* **Requirement**:
Below are records to be copied exactly; their pictures are to be omitted.

Excerpts from an interface dataset:
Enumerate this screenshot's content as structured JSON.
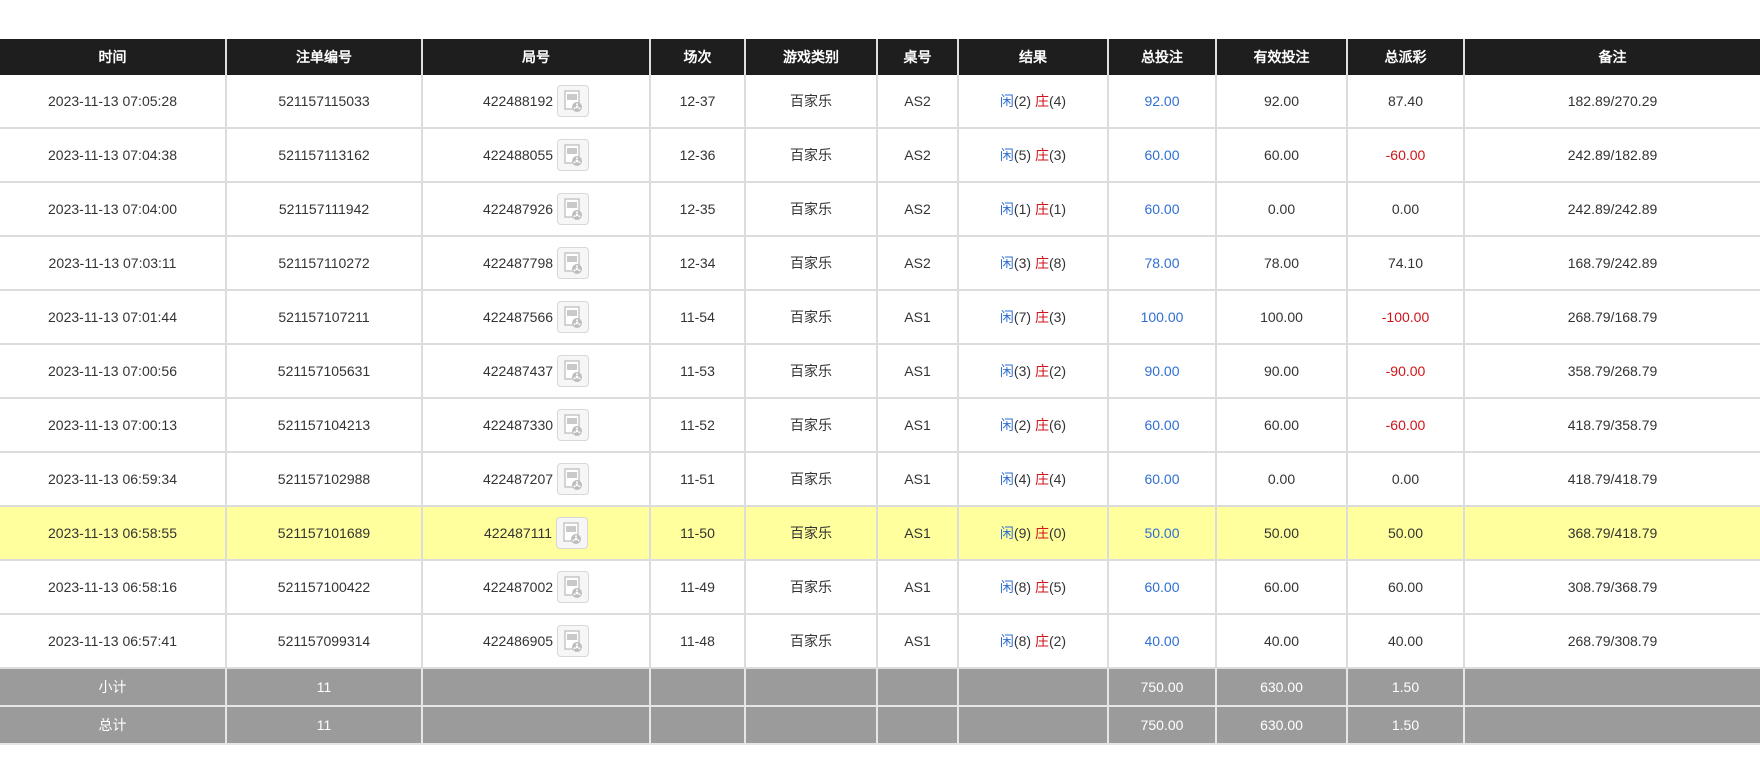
{
  "headers": [
    "时间",
    "注单编号",
    "局号",
    "场次",
    "游戏类别",
    "桌号",
    "结果",
    "总投注",
    "有效投注",
    "总派彩",
    "备注"
  ],
  "rows": [
    {
      "time": "2023-11-13 07:05:28",
      "bet_id": "521157115033",
      "round": "422488192",
      "session": "12-37",
      "game": "百家乐",
      "table": "AS2",
      "p_label": "闲",
      "p_val": "(2)",
      "b_label": "庄",
      "b_val": "(4)",
      "total_bet": "92.00",
      "valid_bet": "92.00",
      "payout": "87.40",
      "payout_neg": false,
      "note": "182.89/270.29",
      "highlight": false
    },
    {
      "time": "2023-11-13 07:04:38",
      "bet_id": "521157113162",
      "round": "422488055",
      "session": "12-36",
      "game": "百家乐",
      "table": "AS2",
      "p_label": "闲",
      "p_val": "(5)",
      "b_label": "庄",
      "b_val": "(3)",
      "total_bet": "60.00",
      "valid_bet": "60.00",
      "payout": "-60.00",
      "payout_neg": true,
      "note": "242.89/182.89",
      "highlight": false
    },
    {
      "time": "2023-11-13 07:04:00",
      "bet_id": "521157111942",
      "round": "422487926",
      "session": "12-35",
      "game": "百家乐",
      "table": "AS2",
      "p_label": "闲",
      "p_val": "(1)",
      "b_label": "庄",
      "b_val": "(1)",
      "total_bet": "60.00",
      "valid_bet": "0.00",
      "payout": "0.00",
      "payout_neg": false,
      "note": "242.89/242.89",
      "highlight": false
    },
    {
      "time": "2023-11-13 07:03:11",
      "bet_id": "521157110272",
      "round": "422487798",
      "session": "12-34",
      "game": "百家乐",
      "table": "AS2",
      "p_label": "闲",
      "p_val": "(3)",
      "b_label": "庄",
      "b_val": "(8)",
      "total_bet": "78.00",
      "valid_bet": "78.00",
      "payout": "74.10",
      "payout_neg": false,
      "note": "168.79/242.89",
      "highlight": false
    },
    {
      "time": "2023-11-13 07:01:44",
      "bet_id": "521157107211",
      "round": "422487566",
      "session": "11-54",
      "game": "百家乐",
      "table": "AS1",
      "p_label": "闲",
      "p_val": "(7)",
      "b_label": "庄",
      "b_val": "(3)",
      "total_bet": "100.00",
      "valid_bet": "100.00",
      "payout": "-100.00",
      "payout_neg": true,
      "note": "268.79/168.79",
      "highlight": false
    },
    {
      "time": "2023-11-13 07:00:56",
      "bet_id": "521157105631",
      "round": "422487437",
      "session": "11-53",
      "game": "百家乐",
      "table": "AS1",
      "p_label": "闲",
      "p_val": "(3)",
      "b_label": "庄",
      "b_val": "(2)",
      "total_bet": "90.00",
      "valid_bet": "90.00",
      "payout": "-90.00",
      "payout_neg": true,
      "note": "358.79/268.79",
      "highlight": false
    },
    {
      "time": "2023-11-13 07:00:13",
      "bet_id": "521157104213",
      "round": "422487330",
      "session": "11-52",
      "game": "百家乐",
      "table": "AS1",
      "p_label": "闲",
      "p_val": "(2)",
      "b_label": "庄",
      "b_val": "(6)",
      "total_bet": "60.00",
      "valid_bet": "60.00",
      "payout": "-60.00",
      "payout_neg": true,
      "note": "418.79/358.79",
      "highlight": false
    },
    {
      "time": "2023-11-13 06:59:34",
      "bet_id": "521157102988",
      "round": "422487207",
      "session": "11-51",
      "game": "百家乐",
      "table": "AS1",
      "p_label": "闲",
      "p_val": "(4)",
      "b_label": "庄",
      "b_val": "(4)",
      "total_bet": "60.00",
      "valid_bet": "0.00",
      "payout": "0.00",
      "payout_neg": false,
      "note": "418.79/418.79",
      "highlight": false
    },
    {
      "time": "2023-11-13 06:58:55",
      "bet_id": "521157101689",
      "round": "422487111",
      "session": "11-50",
      "game": "百家乐",
      "table": "AS1",
      "p_label": "闲",
      "p_val": "(9)",
      "b_label": "庄",
      "b_val": "(0)",
      "total_bet": "50.00",
      "valid_bet": "50.00",
      "payout": "50.00",
      "payout_neg": false,
      "note": "368.79/418.79",
      "highlight": true
    },
    {
      "time": "2023-11-13 06:58:16",
      "bet_id": "521157100422",
      "round": "422487002",
      "session": "11-49",
      "game": "百家乐",
      "table": "AS1",
      "p_label": "闲",
      "p_val": "(8)",
      "b_label": "庄",
      "b_val": "(5)",
      "total_bet": "60.00",
      "valid_bet": "60.00",
      "payout": "60.00",
      "payout_neg": false,
      "note": "308.79/368.79",
      "highlight": false
    },
    {
      "time": "2023-11-13 06:57:41",
      "bet_id": "521157099314",
      "round": "422486905",
      "session": "11-48",
      "game": "百家乐",
      "table": "AS1",
      "p_label": "闲",
      "p_val": "(8)",
      "b_label": "庄",
      "b_val": "(2)",
      "total_bet": "40.00",
      "valid_bet": "40.00",
      "payout": "40.00",
      "payout_neg": false,
      "note": "268.79/308.79",
      "highlight": false
    }
  ],
  "subtotal": {
    "label": "小计",
    "count": "11",
    "total_bet": "750.00",
    "valid_bet": "630.00",
    "payout": "1.50"
  },
  "total": {
    "label": "总计",
    "count": "11",
    "total_bet": "750.00",
    "valid_bet": "630.00",
    "payout": "1.50"
  },
  "colors": {
    "header_bg": "#1e1e1e",
    "highlight": "#ffff9d",
    "blue": "#2f6fd1",
    "red": "#d0141b",
    "summary_bg": "#9b9b9b"
  },
  "icons": {
    "replay": "video-replay-icon"
  }
}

* **Response for this exercise**:
Enumerate this screenshot's content as structured JSON.
{
  "headers": [
    "时间",
    "注单编号",
    "局号",
    "场次",
    "游戏类别",
    "桌号",
    "结果",
    "总投注",
    "有效投注",
    "总派彩",
    "备注"
  ],
  "rows": [
    {
      "time": "2023-11-13 07:05:28",
      "bet_id": "521157115033",
      "round": "422488192",
      "session": "12-37",
      "game": "百家乐",
      "table": "AS2",
      "p_label": "闲",
      "p_val": "(2)",
      "b_label": "庄",
      "b_val": "(4)",
      "total_bet": "92.00",
      "valid_bet": "92.00",
      "payout": "87.40",
      "payout_neg": false,
      "note": "182.89/270.29",
      "highlight": false
    },
    {
      "time": "2023-11-13 07:04:38",
      "bet_id": "521157113162",
      "round": "422488055",
      "session": "12-36",
      "game": "百家乐",
      "table": "AS2",
      "p_label": "闲",
      "p_val": "(5)",
      "b_label": "庄",
      "b_val": "(3)",
      "total_bet": "60.00",
      "valid_bet": "60.00",
      "payout": "-60.00",
      "payout_neg": true,
      "note": "242.89/182.89",
      "highlight": false
    },
    {
      "time": "2023-11-13 07:04:00",
      "bet_id": "521157111942",
      "round": "422487926",
      "session": "12-35",
      "game": "百家乐",
      "table": "AS2",
      "p_label": "闲",
      "p_val": "(1)",
      "b_label": "庄",
      "b_val": "(1)",
      "total_bet": "60.00",
      "valid_bet": "0.00",
      "payout": "0.00",
      "payout_neg": false,
      "note": "242.89/242.89",
      "highlight": false
    },
    {
      "time": "2023-11-13 07:03:11",
      "bet_id": "521157110272",
      "round": "422487798",
      "session": "12-34",
      "game": "百家乐",
      "table": "AS2",
      "p_label": "闲",
      "p_val": "(3)",
      "b_label": "庄",
      "b_val": "(8)",
      "total_bet": "78.00",
      "valid_bet": "78.00",
      "payout": "74.10",
      "payout_neg": false,
      "note": "168.79/242.89",
      "highlight": false
    },
    {
      "time": "2023-11-13 07:01:44",
      "bet_id": "521157107211",
      "round": "422487566",
      "session": "11-54",
      "game": "百家乐",
      "table": "AS1",
      "p_label": "闲",
      "p_val": "(7)",
      "b_label": "庄",
      "b_val": "(3)",
      "total_bet": "100.00",
      "valid_bet": "100.00",
      "payout": "-100.00",
      "payout_neg": true,
      "note": "268.79/168.79",
      "highlight": false
    },
    {
      "time": "2023-11-13 07:00:56",
      "bet_id": "521157105631",
      "round": "422487437",
      "session": "11-53",
      "game": "百家乐",
      "table": "AS1",
      "p_label": "闲",
      "p_val": "(3)",
      "b_label": "庄",
      "b_val": "(2)",
      "total_bet": "90.00",
      "valid_bet": "90.00",
      "payout": "-90.00",
      "payout_neg": true,
      "note": "358.79/268.79",
      "highlight": false
    },
    {
      "time": "2023-11-13 07:00:13",
      "bet_id": "521157104213",
      "round": "422487330",
      "session": "11-52",
      "game": "百家乐",
      "table": "AS1",
      "p_label": "闲",
      "p_val": "(2)",
      "b_label": "庄",
      "b_val": "(6)",
      "total_bet": "60.00",
      "valid_bet": "60.00",
      "payout": "-60.00",
      "payout_neg": true,
      "note": "418.79/358.79",
      "highlight": false
    },
    {
      "time": "2023-11-13 06:59:34",
      "bet_id": "521157102988",
      "round": "422487207",
      "session": "11-51",
      "game": "百家乐",
      "table": "AS1",
      "p_label": "闲",
      "p_val": "(4)",
      "b_label": "庄",
      "b_val": "(4)",
      "total_bet": "60.00",
      "valid_bet": "0.00",
      "payout": "0.00",
      "payout_neg": false,
      "note": "418.79/418.79",
      "highlight": false
    },
    {
      "time": "2023-11-13 06:58:55",
      "bet_id": "521157101689",
      "round": "422487111",
      "session": "11-50",
      "game": "百家乐",
      "table": "AS1",
      "p_label": "闲",
      "p_val": "(9)",
      "b_label": "庄",
      "b_val": "(0)",
      "total_bet": "50.00",
      "valid_bet": "50.00",
      "payout": "50.00",
      "payout_neg": false,
      "note": "368.79/418.79",
      "highlight": true
    },
    {
      "time": "2023-11-13 06:58:16",
      "bet_id": "521157100422",
      "round": "422487002",
      "session": "11-49",
      "game": "百家乐",
      "table": "AS1",
      "p_label": "闲",
      "p_val": "(8)",
      "b_label": "庄",
      "b_val": "(5)",
      "total_bet": "60.00",
      "valid_bet": "60.00",
      "payout": "60.00",
      "payout_neg": false,
      "note": "308.79/368.79",
      "highlight": false
    },
    {
      "time": "2023-11-13 06:57:41",
      "bet_id": "521157099314",
      "round": "422486905",
      "session": "11-48",
      "game": "百家乐",
      "table": "AS1",
      "p_label": "闲",
      "p_val": "(8)",
      "b_label": "庄",
      "b_val": "(2)",
      "total_bet": "40.00",
      "valid_bet": "40.00",
      "payout": "40.00",
      "payout_neg": false,
      "note": "268.79/308.79",
      "highlight": false
    }
  ],
  "subtotal": {
    "label": "小计",
    "count": "11",
    "total_bet": "750.00",
    "valid_bet": "630.00",
    "payout": "1.50"
  },
  "total": {
    "label": "总计",
    "count": "11",
    "total_bet": "750.00",
    "valid_bet": "630.00",
    "payout": "1.50"
  },
  "colors": {
    "header_bg": "#1e1e1e",
    "highlight": "#ffff9d",
    "blue": "#2f6fd1",
    "red": "#d0141b",
    "summary_bg": "#9b9b9b"
  },
  "icons": {
    "replay": "video-replay-icon"
  }
}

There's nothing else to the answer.